State Rep. Travis Couture-Lovelady (R-Palco) echoed Stoneking, noting that increased background checks would hurt families, noting that if a grandfather wanted to leave his guns to a relative in his will, a new law could prevent that transaction.
Couture-Lovelady also questioned Bollier’s characterization of gun violence as a public health crisis. He said that gun control laws in urban areas have not helped decrease gun violence.
“Look at Chicago and Washington, D.C. those are high rates of violent crime, gun crimes and they have some of the strictest gun control laws in the country.” Couture-Lovelady told The Celock Report. “That’s the public health crisis, the rate of violent gun crimes in those cities, the murder rate, armed robbery despite their attempts to ban it, all they’ve done is banned the ability for citizens to protect themselves and their homes.”
Stoneking told The Celock Report that the focus should be on mental health issues, a cause that gun rights’ activists have pushed since the deadly school shooting in Newtown, Conn. in 2012. She said that those with mental illnesses need to be treated so they do not commit violent crimes. Stoneking noted that guns are not the only deadly weapons, noting a recent story she heard of a hammer related death. She also noted that drunk driving deaths have not caused anyone to target cars.
“That is a person who is deranged. It doesn’t take a gun to do that,” Stoneking said of the hammer death. “If there are no guns on this planet people would still find a way to harm other people. That goes back to the beginning of time.”

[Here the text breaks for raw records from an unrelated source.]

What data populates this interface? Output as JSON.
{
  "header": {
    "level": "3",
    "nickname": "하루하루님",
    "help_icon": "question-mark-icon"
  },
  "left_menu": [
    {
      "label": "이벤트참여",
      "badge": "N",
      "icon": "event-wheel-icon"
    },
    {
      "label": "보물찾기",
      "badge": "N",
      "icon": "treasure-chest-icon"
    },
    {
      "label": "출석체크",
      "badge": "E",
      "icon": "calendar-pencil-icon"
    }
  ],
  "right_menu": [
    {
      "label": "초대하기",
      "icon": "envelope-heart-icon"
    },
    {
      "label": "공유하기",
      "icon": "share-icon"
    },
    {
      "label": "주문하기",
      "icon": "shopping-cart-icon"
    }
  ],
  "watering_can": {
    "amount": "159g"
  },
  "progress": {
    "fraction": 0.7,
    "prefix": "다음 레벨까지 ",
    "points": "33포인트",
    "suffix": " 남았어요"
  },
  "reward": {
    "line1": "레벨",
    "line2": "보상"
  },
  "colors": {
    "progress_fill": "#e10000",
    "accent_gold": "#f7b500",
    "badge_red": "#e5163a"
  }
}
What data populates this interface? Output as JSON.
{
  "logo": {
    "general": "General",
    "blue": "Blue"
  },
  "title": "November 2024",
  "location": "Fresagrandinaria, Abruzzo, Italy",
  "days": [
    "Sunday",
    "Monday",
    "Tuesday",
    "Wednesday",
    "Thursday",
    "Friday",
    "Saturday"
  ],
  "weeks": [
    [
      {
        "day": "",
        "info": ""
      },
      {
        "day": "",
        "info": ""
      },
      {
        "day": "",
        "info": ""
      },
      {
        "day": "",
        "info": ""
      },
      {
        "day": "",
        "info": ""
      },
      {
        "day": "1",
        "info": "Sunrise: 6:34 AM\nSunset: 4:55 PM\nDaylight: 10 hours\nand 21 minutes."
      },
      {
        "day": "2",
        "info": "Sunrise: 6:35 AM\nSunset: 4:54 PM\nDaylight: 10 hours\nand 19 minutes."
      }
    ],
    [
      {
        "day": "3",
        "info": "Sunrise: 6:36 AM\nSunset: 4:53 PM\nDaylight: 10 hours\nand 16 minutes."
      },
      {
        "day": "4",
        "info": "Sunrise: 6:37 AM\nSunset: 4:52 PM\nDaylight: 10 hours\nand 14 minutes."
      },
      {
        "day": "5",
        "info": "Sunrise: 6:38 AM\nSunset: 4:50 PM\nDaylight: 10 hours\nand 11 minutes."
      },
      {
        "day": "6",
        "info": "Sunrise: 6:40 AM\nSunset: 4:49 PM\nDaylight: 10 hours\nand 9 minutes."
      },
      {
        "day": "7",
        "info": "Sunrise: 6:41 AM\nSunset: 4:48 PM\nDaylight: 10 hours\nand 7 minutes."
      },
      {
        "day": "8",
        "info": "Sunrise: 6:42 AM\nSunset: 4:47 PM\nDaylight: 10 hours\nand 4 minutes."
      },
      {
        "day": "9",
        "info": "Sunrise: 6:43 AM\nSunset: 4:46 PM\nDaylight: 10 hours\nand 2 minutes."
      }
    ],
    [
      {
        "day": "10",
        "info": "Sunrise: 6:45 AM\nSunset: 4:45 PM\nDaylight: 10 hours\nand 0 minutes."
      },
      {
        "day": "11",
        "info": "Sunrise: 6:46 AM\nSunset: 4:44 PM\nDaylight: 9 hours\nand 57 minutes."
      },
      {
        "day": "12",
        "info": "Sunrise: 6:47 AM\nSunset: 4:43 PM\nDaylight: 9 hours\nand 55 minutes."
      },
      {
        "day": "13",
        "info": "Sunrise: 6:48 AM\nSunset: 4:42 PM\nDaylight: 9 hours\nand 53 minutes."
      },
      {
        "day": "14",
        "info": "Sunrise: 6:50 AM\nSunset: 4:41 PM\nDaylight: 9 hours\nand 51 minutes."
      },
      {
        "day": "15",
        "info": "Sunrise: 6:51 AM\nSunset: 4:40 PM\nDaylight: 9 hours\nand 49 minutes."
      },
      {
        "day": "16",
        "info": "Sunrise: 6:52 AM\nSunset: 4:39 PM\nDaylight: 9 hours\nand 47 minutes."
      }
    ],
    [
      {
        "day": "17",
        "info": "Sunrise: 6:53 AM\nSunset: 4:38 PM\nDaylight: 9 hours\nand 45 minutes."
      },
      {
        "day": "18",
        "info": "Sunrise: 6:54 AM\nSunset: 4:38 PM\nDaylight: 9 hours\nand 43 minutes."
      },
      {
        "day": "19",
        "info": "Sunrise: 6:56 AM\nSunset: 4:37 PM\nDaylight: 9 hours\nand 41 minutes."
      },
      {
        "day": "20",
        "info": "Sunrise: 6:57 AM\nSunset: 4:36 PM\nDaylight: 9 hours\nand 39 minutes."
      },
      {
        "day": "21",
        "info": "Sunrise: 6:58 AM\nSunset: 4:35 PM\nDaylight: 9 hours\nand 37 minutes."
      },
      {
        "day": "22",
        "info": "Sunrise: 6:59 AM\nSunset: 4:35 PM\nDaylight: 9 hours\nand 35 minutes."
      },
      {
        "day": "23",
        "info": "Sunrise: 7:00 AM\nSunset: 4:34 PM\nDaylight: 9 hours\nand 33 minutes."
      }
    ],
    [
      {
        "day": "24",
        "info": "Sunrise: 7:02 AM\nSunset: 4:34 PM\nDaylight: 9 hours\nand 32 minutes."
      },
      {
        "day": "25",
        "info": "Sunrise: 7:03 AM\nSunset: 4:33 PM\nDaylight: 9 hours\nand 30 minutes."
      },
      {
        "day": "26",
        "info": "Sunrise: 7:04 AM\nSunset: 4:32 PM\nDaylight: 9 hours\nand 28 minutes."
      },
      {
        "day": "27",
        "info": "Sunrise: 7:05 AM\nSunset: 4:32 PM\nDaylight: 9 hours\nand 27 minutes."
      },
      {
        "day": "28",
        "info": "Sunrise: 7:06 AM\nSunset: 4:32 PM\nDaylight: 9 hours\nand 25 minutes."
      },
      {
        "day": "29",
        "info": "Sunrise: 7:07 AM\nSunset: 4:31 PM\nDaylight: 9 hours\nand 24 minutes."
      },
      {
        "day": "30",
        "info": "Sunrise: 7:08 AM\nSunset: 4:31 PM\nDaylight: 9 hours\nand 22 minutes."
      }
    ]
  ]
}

Bollier stressed that she is not opposed to guns noting that she grew up hunting and has taken hunter safety courses and has received certifications. While she does not own a gun, she noted that she still enjoys going hunting.
Couture-Lovelady disagreed with Bollier saying that the issue goes beyond hunting.
“The Second Amendment is not about hunting it’s about liberty,” he said.
Bollier said that part of the reason for her involvement in the national group was conversations she had while campaigning for reelection this year in her suburban Johnson County district.
“One of the other reasons I got involved I in this is I heard about it going door to door,” she said. “It’s at the forefront of people’s concern level. Since we have guns everywhere we need to look at ways to avoid gun violence that we don’t want. That is sensible. It is a place we can all talk. I believe in the right to bear arms.”